• [Work to be completed] Repeat each record word for word.

Component data from apps and pages:
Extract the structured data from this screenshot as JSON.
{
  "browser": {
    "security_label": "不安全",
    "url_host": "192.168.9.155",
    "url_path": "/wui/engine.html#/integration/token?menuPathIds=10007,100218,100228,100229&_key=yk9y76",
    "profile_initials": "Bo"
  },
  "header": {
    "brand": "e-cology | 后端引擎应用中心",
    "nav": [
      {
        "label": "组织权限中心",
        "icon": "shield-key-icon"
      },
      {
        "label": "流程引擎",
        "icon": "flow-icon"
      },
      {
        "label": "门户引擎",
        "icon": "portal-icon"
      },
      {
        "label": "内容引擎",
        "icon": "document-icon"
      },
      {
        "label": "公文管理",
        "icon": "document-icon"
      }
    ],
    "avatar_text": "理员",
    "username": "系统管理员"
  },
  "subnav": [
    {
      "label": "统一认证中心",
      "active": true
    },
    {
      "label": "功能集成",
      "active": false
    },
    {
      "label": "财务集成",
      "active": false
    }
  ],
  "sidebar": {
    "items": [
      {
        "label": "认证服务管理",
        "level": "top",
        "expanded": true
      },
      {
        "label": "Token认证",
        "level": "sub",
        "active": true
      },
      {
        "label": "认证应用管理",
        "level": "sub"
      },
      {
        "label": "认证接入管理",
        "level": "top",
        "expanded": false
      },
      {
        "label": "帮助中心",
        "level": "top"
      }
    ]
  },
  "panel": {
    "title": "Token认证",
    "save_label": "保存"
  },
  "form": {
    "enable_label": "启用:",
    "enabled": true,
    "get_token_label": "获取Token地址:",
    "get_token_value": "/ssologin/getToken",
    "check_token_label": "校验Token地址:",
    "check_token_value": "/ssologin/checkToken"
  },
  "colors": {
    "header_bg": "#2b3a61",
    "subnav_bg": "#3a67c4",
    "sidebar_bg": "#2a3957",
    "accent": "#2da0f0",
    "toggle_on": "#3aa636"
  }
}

• [Expected answer]
Extract the structured data from this screenshot as JSON.
{
  "browser": {
    "security_label": "不安全",
    "url_host": "192.168.9.155",
    "url_path": "/wui/engine.html#/integration/token?menuPathIds=10007,100218,100228,100229&_key=yk9y76",
    "profile_initials": "Bo"
  },
  "header": {
    "brand": "e-cology | 后端引擎应用中心",
    "nav": [
      {
        "label": "组织权限中心",
        "icon": "shield-key-icon"
      },
      {
        "label": "流程引擎",
        "icon": "flow-icon"
      },
      {
        "label": "门户引擎",
        "icon": "portal-icon"
      },
      {
        "label": "内容引擎",
        "icon": "document-icon"
      },
      {
        "label": "公文管理",
        "icon": "document-icon"
      }
    ],
    "avatar_text": "理员",
    "username": "系统管理员"
  },
  "subnav": [
    {
      "label": "统一认证中心",
      "active": true
    },
    {
      "label": "功能集成",
      "active": false
    },
    {
      "label": "财务集成",
      "active": false
    }
  ],
  "sidebar": {
    "items": [
      {
        "label": "认证服务管理",
        "level": "top",
        "expanded": true
      },
      {
        "label": "Token认证",
        "level": "sub",
        "active": true
      },
      {
        "label": "认证应用管理",
        "level": "sub"
      },
      {
        "label": "认证接入管理",
        "level": "top",
        "expanded": false
      },
      {
        "label": "帮助中心",
        "level": "top"
      }
    ]
  },
  "panel": {
    "title": "Token认证",
    "save_label": "保存"
  },
  "form": {
    "enable_label": "启用:",
    "enabled": true,
    "get_token_label": "获取Token地址:",
    "get_token_value": "/ssologin/getToken",
    "check_token_label": "校验Token地址:",
    "check_token_value": "/ssologin/checkToken"
  },
  "colors": {
    "header_bg": "#2b3a61",
    "subnav_bg": "#3a67c4",
    "sidebar_bg": "#2a3957",
    "accent": "#2da0f0",
    "toggle_on": "#3aa636"
  }
}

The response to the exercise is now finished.